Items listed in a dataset
Segment Open

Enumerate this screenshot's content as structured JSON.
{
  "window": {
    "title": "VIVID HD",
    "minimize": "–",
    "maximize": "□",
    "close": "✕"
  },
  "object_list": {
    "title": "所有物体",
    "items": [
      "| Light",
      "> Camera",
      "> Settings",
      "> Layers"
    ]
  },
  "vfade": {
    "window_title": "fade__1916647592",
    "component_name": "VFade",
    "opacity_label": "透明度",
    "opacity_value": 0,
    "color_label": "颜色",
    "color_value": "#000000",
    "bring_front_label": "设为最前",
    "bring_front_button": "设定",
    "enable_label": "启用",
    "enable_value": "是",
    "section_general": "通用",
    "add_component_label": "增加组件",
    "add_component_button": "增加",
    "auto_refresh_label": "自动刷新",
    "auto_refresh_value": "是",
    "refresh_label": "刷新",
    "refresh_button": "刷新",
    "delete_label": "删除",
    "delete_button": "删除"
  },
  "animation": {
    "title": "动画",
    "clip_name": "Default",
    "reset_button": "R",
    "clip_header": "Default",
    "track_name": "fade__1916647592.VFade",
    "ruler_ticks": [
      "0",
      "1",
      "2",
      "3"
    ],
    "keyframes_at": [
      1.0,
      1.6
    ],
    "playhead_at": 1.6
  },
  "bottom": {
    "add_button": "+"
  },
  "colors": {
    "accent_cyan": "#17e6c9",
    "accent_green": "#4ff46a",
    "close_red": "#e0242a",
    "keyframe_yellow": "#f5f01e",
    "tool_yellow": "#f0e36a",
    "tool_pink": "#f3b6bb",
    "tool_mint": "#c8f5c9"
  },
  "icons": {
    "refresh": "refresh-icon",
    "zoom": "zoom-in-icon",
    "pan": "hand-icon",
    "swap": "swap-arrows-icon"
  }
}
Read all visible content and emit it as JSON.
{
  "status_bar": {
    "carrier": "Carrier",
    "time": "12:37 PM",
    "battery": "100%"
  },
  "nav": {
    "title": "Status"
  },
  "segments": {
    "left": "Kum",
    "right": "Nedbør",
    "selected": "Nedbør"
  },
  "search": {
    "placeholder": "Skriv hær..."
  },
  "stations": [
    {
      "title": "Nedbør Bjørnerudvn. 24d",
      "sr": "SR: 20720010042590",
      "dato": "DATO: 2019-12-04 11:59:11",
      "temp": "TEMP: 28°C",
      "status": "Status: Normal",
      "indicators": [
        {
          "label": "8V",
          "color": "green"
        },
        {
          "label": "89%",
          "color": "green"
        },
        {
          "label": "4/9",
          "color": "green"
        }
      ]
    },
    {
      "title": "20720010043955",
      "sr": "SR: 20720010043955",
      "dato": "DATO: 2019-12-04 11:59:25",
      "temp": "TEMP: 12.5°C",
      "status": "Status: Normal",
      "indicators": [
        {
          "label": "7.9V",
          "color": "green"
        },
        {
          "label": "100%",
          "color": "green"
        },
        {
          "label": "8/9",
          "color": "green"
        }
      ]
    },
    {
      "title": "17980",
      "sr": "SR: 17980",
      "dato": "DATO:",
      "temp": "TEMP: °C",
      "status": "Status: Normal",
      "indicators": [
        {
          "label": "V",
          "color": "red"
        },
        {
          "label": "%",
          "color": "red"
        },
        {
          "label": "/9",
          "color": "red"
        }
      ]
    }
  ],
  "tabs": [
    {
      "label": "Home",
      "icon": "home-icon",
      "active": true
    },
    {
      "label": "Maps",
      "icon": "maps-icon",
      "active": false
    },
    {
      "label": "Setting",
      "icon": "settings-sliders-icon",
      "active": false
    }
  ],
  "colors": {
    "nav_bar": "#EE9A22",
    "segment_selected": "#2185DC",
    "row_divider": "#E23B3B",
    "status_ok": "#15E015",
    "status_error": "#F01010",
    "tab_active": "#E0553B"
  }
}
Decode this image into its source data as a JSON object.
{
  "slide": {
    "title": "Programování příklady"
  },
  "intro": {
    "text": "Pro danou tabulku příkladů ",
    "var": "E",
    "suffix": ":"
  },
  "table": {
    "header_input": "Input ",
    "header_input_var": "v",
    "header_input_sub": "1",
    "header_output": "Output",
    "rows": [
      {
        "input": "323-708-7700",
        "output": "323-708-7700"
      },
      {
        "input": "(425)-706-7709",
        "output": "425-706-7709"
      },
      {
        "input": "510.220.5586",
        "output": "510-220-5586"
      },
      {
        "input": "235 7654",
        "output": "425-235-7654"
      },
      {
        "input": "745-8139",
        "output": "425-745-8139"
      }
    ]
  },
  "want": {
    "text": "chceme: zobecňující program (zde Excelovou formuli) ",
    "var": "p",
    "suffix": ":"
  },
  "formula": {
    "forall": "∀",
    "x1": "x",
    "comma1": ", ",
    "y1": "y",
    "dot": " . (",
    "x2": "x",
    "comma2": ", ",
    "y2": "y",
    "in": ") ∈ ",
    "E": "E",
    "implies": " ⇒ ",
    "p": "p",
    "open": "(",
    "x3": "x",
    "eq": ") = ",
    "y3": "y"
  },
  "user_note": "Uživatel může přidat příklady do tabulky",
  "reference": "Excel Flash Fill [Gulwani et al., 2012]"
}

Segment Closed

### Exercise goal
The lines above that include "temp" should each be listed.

### Output for this exercise
      "temp": "TEMP: 28°C",
      "temp": "TEMP: 12.5°C",
      "temp": "TEMP: °C",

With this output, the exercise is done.